» Website and app data records
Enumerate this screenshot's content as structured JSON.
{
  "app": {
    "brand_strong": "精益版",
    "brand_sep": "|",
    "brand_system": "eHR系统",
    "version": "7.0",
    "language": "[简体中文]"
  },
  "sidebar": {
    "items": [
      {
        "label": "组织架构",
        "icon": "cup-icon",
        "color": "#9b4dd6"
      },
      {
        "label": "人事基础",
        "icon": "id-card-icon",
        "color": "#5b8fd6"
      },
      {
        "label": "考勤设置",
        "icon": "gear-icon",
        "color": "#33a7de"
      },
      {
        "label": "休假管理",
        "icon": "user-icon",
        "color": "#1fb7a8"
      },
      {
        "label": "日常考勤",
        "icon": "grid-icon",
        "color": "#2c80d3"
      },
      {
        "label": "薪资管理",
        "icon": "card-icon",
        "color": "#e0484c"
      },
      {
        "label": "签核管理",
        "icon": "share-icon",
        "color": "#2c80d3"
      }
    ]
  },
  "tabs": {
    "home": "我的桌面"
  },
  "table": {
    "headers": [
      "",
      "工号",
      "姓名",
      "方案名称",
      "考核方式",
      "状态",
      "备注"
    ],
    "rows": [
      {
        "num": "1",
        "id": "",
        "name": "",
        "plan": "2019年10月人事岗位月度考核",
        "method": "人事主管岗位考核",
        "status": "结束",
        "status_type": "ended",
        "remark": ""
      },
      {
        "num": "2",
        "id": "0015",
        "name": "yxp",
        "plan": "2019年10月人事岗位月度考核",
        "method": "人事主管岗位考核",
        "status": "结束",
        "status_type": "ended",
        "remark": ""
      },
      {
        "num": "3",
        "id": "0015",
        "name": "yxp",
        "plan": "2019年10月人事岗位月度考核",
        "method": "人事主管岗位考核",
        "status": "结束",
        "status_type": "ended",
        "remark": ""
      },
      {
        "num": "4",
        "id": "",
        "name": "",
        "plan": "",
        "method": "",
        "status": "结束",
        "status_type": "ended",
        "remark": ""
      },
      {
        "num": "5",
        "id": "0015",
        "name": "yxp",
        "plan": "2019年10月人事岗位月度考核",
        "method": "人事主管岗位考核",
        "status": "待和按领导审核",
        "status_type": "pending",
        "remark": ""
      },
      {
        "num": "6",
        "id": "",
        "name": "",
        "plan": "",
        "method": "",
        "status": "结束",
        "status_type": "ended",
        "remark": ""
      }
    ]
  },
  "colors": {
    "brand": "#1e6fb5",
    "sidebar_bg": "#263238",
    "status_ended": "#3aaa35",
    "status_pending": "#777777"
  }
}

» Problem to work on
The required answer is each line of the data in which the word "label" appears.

» Task output
        "label": "组织架构",
        "label": "人事基础",
        "label": "考勤设置",
        "label": "休假管理",
        "label": "日常考勤",
        "label": "薪资管理",
        "label": "签核管理",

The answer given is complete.